Task details
Each line of the listing that includes "Shrimp" should be reported.

Supplied entries

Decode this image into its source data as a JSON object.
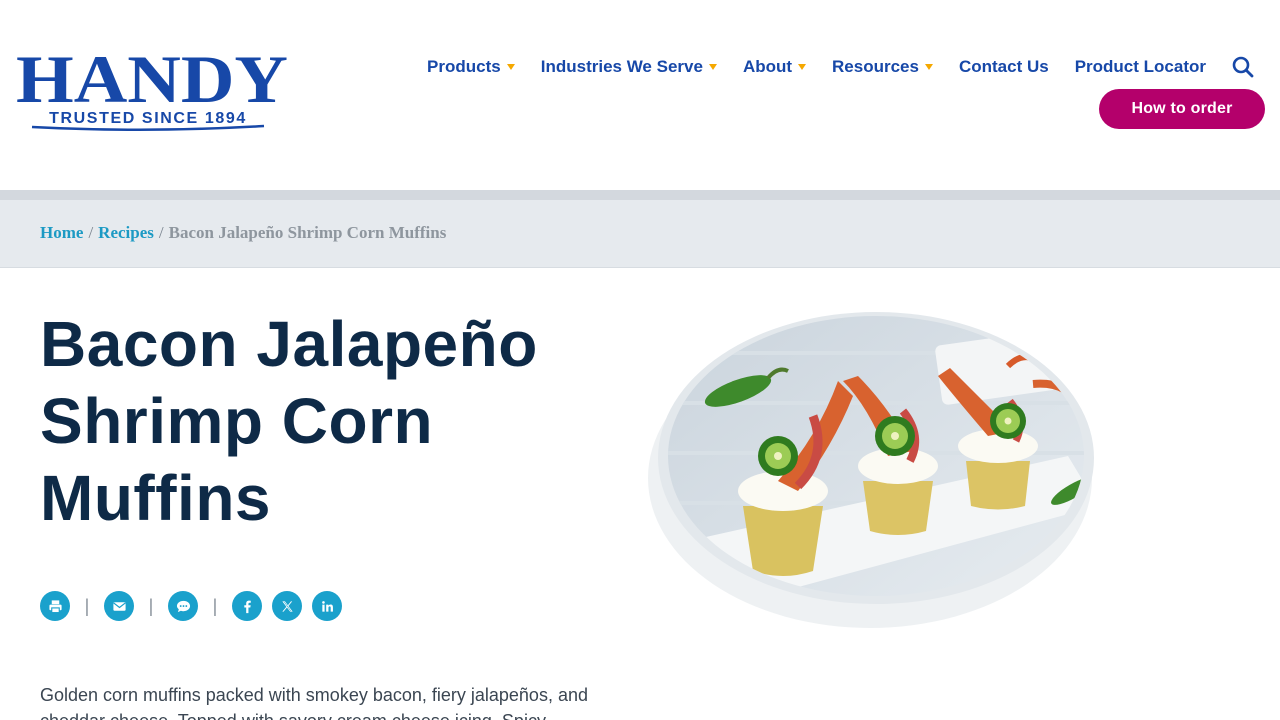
{
  "brand": {
    "name": "HANDY",
    "tagline": "TRUSTED SINCE 1894",
    "color": "#1748a8"
  },
  "nav": {
    "items": [
      {
        "label": "Products",
        "has_dropdown": true
      },
      {
        "label": "Industries We Serve",
        "has_dropdown": true
      },
      {
        "label": "About",
        "has_dropdown": true
      },
      {
        "label": "Resources",
        "has_dropdown": true
      },
      {
        "label": "Contact Us",
        "has_dropdown": false
      },
      {
        "label": "Product Locator",
        "has_dropdown": false
      }
    ],
    "search_icon": "search-icon",
    "cta_label": "How to order",
    "cta_color": "#b4006b",
    "caret_color": "#f5a800"
  },
  "breadcrumb": {
    "home": "Home",
    "recipes": "Recipes",
    "separator": "/",
    "current": "Bacon Jalapeño Shrimp Corn Muffins"
  },
  "recipe": {
    "title": "Bacon Jalapeño Shrimp Corn Muffins",
    "description": "Golden corn muffins packed with smokey bacon, fiery jalapeños, and cheddar cheese. Topped with savory cream cheese icing. Spicy"
  },
  "share": {
    "icons": [
      "print-icon",
      "email-icon",
      "sms-icon",
      "facebook-icon",
      "x-icon",
      "linkedin-icon"
    ],
    "separator": "|",
    "color": "#1aa1cc"
  }
}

Response box
    "current": "Bacon Jalapeño Shrimp Corn Muffins"
    "title": "Bacon Jalapeño Shrimp Corn Muffins",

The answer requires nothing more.